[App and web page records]

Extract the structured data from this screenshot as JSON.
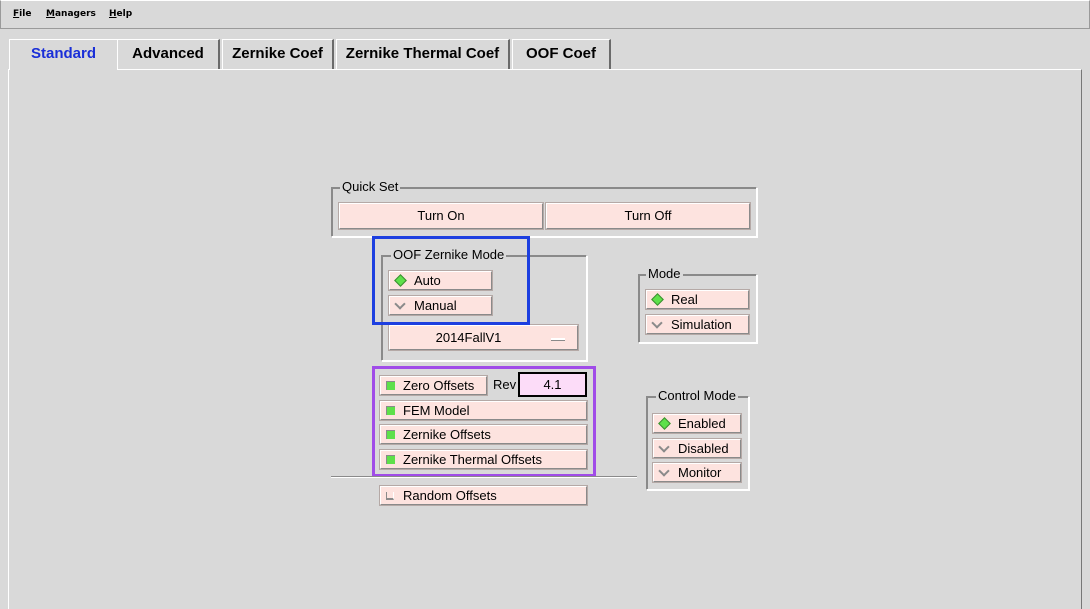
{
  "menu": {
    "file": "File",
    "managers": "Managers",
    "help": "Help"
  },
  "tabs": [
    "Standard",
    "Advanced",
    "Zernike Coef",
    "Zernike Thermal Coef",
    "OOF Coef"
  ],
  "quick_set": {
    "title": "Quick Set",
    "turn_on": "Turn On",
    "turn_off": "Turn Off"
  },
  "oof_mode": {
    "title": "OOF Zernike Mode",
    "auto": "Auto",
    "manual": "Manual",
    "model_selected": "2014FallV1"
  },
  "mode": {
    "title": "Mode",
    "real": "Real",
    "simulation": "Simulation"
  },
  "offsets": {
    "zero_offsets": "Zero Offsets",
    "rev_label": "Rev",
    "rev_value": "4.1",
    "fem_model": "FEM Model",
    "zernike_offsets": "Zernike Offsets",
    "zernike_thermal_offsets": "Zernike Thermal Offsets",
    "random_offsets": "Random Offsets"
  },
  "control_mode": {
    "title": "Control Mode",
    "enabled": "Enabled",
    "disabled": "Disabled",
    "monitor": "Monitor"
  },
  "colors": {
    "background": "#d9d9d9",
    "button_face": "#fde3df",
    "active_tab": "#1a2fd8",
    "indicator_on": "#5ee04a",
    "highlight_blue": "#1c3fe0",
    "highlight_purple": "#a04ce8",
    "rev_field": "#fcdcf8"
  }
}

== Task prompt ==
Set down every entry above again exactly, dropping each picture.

== Written response ==
Extract the structured data from this screenshot as JSON.
{
  "menu": {
    "file": "File",
    "managers": "Managers",
    "help": "Help"
  },
  "tabs": [
    "Standard",
    "Advanced",
    "Zernike Coef",
    "Zernike Thermal Coef",
    "OOF Coef"
  ],
  "quick_set": {
    "title": "Quick Set",
    "turn_on": "Turn On",
    "turn_off": "Turn Off"
  },
  "oof_mode": {
    "title": "OOF Zernike Mode",
    "auto": "Auto",
    "manual": "Manual",
    "model_selected": "2014FallV1"
  },
  "mode": {
    "title": "Mode",
    "real": "Real",
    "simulation": "Simulation"
  },
  "offsets": {
    "zero_offsets": "Zero Offsets",
    "rev_label": "Rev",
    "rev_value": "4.1",
    "fem_model": "FEM Model",
    "zernike_offsets": "Zernike Offsets",
    "zernike_thermal_offsets": "Zernike Thermal Offsets",
    "random_offsets": "Random Offsets"
  },
  "control_mode": {
    "title": "Control Mode",
    "enabled": "Enabled",
    "disabled": "Disabled",
    "monitor": "Monitor"
  },
  "colors": {
    "background": "#d9d9d9",
    "button_face": "#fde3df",
    "active_tab": "#1a2fd8",
    "indicator_on": "#5ee04a",
    "highlight_blue": "#1c3fe0",
    "highlight_purple": "#a04ce8",
    "rev_field": "#fcdcf8"
  }
}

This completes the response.